Gift a box of Ladurée macarons from Ladurée Philippines, located at 8 Rockwell, Rockwell Drive, Rockwell Center.
Did you know that a champagne can’t be called champagne unless it comes from the Champagne region in France? The Crawl France made sure to drop by this historic region to learn more about the culture and history of this sparkling wine.
One of Steph's favorite discoveries from the wine tour of Champagne is the Rare Rosé, a subtle champagne that starts fruity and citrusy on the palate, before developing vibrant smoky notes. It's called rare for the vintage; the bottle poured for Steph and Jhonel was a 2008 Rare Rosé Millésime.
Thankfully, you don’t need to go to Champagne for a taste of this rosé champagne.
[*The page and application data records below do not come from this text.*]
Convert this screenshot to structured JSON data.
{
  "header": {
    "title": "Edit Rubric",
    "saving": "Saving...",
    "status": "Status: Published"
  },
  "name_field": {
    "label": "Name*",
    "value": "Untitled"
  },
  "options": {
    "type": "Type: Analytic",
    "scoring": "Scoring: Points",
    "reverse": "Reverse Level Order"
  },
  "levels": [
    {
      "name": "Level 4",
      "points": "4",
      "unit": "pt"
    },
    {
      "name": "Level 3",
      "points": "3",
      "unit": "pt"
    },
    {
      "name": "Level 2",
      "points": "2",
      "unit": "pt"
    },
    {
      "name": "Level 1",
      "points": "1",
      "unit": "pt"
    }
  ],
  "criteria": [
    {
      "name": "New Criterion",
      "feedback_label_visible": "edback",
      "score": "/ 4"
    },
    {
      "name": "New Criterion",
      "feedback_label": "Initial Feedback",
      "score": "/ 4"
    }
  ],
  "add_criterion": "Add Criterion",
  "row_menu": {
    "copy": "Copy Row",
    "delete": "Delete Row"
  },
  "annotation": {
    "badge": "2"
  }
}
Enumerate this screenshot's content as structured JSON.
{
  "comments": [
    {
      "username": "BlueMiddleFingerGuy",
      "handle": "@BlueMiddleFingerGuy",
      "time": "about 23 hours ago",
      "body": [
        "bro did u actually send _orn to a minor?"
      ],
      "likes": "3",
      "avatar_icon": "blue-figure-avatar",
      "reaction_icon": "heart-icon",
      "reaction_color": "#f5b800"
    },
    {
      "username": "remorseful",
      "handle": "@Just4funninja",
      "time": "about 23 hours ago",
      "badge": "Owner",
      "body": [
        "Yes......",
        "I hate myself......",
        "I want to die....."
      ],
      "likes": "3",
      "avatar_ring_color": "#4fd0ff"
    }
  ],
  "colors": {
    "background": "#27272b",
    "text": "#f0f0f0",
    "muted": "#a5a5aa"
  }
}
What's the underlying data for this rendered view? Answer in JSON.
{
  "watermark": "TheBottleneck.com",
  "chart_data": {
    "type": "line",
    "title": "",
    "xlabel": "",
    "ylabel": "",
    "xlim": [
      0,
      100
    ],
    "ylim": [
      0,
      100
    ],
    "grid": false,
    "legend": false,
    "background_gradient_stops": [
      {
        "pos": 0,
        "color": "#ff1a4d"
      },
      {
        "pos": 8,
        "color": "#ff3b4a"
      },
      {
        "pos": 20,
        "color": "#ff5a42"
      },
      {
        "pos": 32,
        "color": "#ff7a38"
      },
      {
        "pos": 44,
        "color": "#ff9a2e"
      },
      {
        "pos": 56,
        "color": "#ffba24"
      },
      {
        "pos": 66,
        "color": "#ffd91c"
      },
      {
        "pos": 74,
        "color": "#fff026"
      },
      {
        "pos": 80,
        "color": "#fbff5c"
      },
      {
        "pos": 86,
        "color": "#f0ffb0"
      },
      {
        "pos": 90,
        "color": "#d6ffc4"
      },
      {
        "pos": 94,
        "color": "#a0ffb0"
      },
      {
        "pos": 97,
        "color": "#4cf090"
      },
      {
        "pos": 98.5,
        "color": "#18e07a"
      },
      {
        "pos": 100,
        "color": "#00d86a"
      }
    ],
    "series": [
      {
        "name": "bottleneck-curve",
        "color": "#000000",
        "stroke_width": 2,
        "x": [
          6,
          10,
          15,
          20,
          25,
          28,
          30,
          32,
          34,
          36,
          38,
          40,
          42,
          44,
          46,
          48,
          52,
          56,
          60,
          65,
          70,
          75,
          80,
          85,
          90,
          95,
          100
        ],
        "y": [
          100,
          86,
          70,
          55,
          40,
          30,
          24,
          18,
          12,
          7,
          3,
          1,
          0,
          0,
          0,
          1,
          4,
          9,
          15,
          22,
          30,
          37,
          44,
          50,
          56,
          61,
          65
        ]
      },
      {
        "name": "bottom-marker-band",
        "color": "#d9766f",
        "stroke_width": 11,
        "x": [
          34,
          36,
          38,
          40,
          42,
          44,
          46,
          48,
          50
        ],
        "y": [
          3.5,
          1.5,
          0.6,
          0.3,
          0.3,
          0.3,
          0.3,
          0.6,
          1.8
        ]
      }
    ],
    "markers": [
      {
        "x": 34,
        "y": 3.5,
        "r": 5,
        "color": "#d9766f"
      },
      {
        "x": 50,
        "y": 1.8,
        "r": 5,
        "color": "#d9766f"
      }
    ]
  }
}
Premium Wine Exchange (PWX), located in Makati City, has the vintage rose in their portfolio. You can order the same 2008 vintage Rare Rosé Millésime for P20,000 at PWX.
For more conservative budgets, opt a champagne from Piper-Heidsieck, one of the most popular brands of champagne, and a favorite brand at many Hollywood events. A bottle of Piper-Heidsieck is made following a meticulous process and with a lot of patience—but it’s good to know that this champagne readily available anywhere in the world.
Tasting a 2019 Piper-Heidsieck straight from its tank is one of Jhonel’s favorite experiences of the whole trip. You can experience this champagne, too, by grabbing a Piper-Heidsieck Vintage Brut bottle from Premium Wine Exchange. A bottle costs P3,100, which is the most expensive in the Piper-Heidsieck lineup of PWX.